### DIRECTIONS
Please give the records below back in full, exactly as shown.
^^^^^^^^
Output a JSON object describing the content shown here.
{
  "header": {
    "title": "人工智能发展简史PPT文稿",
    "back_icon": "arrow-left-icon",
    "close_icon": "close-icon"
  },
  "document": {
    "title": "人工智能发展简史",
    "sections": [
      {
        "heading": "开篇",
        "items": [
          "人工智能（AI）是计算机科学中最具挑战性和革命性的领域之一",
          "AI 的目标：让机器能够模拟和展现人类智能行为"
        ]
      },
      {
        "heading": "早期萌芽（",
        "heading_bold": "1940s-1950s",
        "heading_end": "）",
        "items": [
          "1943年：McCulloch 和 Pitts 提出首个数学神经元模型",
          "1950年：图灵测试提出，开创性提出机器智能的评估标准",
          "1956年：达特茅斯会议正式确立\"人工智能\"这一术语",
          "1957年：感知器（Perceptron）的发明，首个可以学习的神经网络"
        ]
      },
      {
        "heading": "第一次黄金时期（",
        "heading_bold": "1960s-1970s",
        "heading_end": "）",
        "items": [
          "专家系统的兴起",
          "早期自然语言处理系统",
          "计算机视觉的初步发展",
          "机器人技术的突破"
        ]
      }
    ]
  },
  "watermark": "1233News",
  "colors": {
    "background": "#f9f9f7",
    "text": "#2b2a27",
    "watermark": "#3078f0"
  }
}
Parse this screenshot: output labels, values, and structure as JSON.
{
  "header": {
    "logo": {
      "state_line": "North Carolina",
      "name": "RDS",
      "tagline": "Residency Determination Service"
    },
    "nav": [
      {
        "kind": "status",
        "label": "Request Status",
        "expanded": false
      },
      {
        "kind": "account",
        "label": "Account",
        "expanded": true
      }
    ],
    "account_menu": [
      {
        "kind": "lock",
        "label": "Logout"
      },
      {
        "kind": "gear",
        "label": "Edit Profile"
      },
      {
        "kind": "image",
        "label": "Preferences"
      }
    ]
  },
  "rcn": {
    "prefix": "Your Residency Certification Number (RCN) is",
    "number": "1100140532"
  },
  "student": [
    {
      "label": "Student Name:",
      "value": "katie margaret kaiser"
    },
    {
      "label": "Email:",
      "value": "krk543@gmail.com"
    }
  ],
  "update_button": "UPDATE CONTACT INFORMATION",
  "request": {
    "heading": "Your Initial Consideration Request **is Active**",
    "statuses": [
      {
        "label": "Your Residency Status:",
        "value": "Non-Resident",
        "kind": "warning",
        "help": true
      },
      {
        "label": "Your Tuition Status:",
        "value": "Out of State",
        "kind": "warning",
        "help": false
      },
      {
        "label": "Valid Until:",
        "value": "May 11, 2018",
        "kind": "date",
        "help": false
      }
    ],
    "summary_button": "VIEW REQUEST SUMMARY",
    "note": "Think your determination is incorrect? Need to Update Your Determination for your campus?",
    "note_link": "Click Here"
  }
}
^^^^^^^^
### FINISHED TASK
Output a JSON object describing the content shown here.
{
  "header": {
    "title": "人工智能发展简史PPT文稿",
    "back_icon": "arrow-left-icon",
    "close_icon": "close-icon"
  },
  "document": {
    "title": "人工智能发展简史",
    "sections": [
      {
        "heading": "开篇",
        "items": [
          "人工智能（AI）是计算机科学中最具挑战性和革命性的领域之一",
          "AI 的目标：让机器能够模拟和展现人类智能行为"
        ]
      },
      {
        "heading": "早期萌芽（",
        "heading_bold": "1940s-1950s",
        "heading_end": "）",
        "items": [
          "1943年：McCulloch 和 Pitts 提出首个数学神经元模型",
          "1950年：图灵测试提出，开创性提出机器智能的评估标准",
          "1956年：达特茅斯会议正式确立\"人工智能\"这一术语",
          "1957年：感知器（Perceptron）的发明，首个可以学习的神经网络"
        ]
      },
      {
        "heading": "第一次黄金时期（",
        "heading_bold": "1960s-1970s",
        "heading_end": "）",
        "items": [
          "专家系统的兴起",
          "早期自然语言处理系统",
          "计算机视觉的初步发展",
          "机器人技术的突破"
        ]
      }
    ]
  },
  "watermark": "1233News",
  "colors": {
    "background": "#f9f9f7",
    "text": "#2b2a27",
    "watermark": "#3078f0"
  }
}
Parse this screenshot: output labels, values, and structure as JSON.
{
  "header": {
    "logo": {
      "state_line": "North Carolina",
      "name": "RDS",
      "tagline": "Residency Determination Service"
    },
    "nav": [
      {
        "kind": "status",
        "label": "Request Status",
        "expanded": false
      },
      {
        "kind": "account",
        "label": "Account",
        "expanded": true
      }
    ],
    "account_menu": [
      {
        "kind": "lock",
        "label": "Logout"
      },
      {
        "kind": "gear",
        "label": "Edit Profile"
      },
      {
        "kind": "image",
        "label": "Preferences"
      }
    ]
  },
  "rcn": {
    "prefix": "Your Residency Certification Number (RCN) is",
    "number": "1100140532"
  },
  "student": [
    {
      "label": "Student Name:",
      "value": "katie margaret kaiser"
    },
    {
      "label": "Email:",
      "value": "krk543@gmail.com"
    }
  ],
  "update_button": "UPDATE CONTACT INFORMATION",
  "request": {
    "heading": "Your Initial Consideration Request **is Active**",
    "statuses": [
      {
        "label": "Your Residency Status:",
        "value": "Non-Resident",
        "kind": "warning",
        "help": true
      },
      {
        "label": "Your Tuition Status:",
        "value": "Out of State",
        "kind": "warning",
        "help": false
      },
      {
        "label": "Valid Until:",
        "value": "May 11, 2018",
        "kind": "date",
        "help": false
      }
    ],
    "summary_button": "VIEW REQUEST SUMMARY",
    "note": "Think your determination is incorrect? Need to Update Your Determination for your campus?",
    "note_link": "Click Here"
  }
}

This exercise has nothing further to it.